Special MIS-TKA instrumentation has been developed to facilitate either a medial or a lateral approach; left medial instruments can be used as right lateral instruments, and vice versa. [23, 24]  Manufacturers have also developed smaller cutting blocks to facilitate access through a smaller surgical window. Ultimately, the size of the implant limits the size of the skin incision and the arthrotomy.

The tibial tray has been designed with a shortened or modular keel; this decreases the need for subluxation of the tibia and makes placement of the tibial tray easier at cementing. This minimodular keel affords excellent radiographic positioning and high component survivorship. [25, 26] With cemented components, a meticulous effort must be made to remove excess cement with a limited exposure. The lateral femoral condyle and the lateral tibial plateau are common areas of residual cement that should be routinely explored.



Starting in 1940, metallic implant materials were developed, and metal or ceramic prostheses have been part of knee reconstruction ever since. The term knee replacement was descriptive of some early attempts when hinge-type prostheses were used. Today, all contemporary prostheses just resurface the degraded joint surfaces, yet the procedure is still described as knee joint replacement.

All knee prostheses today utilize polyethylene for the tibial and, often, the patellar articulating surfaces. Metal-on-metal implants were used originally, but corrosion occurred in situ and limited their success. Polyethylene has been in constant use for more than 40 years for knee replacement surgery.

The knee prostheses can be secured to the underlying bone either with a porous metal surface or with the use of acrylic resins as an anchoring cement. Both methods are quite successful. Currently, more than 150 types of knee replacement implants, made by several manufacturers, are available.

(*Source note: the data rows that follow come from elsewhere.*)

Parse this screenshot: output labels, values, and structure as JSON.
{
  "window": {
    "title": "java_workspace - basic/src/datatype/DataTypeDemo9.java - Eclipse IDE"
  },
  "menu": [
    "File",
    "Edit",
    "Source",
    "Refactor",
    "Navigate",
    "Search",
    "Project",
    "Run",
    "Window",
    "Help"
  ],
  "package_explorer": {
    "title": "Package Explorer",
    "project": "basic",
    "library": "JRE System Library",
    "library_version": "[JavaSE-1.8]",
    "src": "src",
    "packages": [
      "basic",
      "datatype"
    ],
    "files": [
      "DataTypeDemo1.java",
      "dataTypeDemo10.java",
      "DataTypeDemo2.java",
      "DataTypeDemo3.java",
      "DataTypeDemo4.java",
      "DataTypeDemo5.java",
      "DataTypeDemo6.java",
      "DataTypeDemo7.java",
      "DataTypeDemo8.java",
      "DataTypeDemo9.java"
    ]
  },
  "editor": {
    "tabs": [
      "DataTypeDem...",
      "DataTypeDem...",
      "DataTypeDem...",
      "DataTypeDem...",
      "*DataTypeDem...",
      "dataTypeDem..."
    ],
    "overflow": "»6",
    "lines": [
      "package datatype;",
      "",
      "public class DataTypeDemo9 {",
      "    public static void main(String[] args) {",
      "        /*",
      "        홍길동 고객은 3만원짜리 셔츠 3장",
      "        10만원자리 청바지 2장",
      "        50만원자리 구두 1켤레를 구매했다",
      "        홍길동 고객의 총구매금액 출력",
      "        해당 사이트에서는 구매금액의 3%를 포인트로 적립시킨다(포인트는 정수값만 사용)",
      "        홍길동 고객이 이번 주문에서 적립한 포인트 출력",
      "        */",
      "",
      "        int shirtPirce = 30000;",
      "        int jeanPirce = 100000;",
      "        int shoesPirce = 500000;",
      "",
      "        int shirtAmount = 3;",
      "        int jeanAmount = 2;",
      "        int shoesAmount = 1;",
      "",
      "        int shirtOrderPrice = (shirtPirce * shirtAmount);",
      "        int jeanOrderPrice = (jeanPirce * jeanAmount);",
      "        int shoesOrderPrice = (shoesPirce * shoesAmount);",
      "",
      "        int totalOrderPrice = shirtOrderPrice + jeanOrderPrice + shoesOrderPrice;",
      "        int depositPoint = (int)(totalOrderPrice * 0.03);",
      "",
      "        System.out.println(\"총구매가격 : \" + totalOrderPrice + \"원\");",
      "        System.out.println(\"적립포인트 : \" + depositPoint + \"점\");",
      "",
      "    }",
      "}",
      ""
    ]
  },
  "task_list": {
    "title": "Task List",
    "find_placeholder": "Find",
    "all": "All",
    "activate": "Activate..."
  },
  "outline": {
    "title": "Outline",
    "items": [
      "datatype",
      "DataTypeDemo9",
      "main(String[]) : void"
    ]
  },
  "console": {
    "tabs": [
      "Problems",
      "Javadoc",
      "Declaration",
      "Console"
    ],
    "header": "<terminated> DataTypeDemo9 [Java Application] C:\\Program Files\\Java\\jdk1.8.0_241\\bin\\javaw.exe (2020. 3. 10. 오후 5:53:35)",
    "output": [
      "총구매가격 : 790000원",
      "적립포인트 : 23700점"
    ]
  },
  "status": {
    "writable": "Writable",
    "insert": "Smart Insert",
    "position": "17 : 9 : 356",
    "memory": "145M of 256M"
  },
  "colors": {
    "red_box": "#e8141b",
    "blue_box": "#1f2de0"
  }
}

Computer- and robotic arm–assisted navigation is increasingly popular. A systematic review and meta-analysis studying MIS techniques demonstrated that this technology may prove superior in terms of radiographic tibial component positioning, but as yet, there is no evidence that this improves clinical outcomes. [27] Patient satisfaction and Western Ontario and McMaster Universities Osteoarthritis Index (WOMAC) scores at an average of 10 years postoperatively do not differ between computer-assisted and traditional MIS-TKA. [28] Although incisions can be shorter with computer navigation, this approach significantly increases operating time. [29]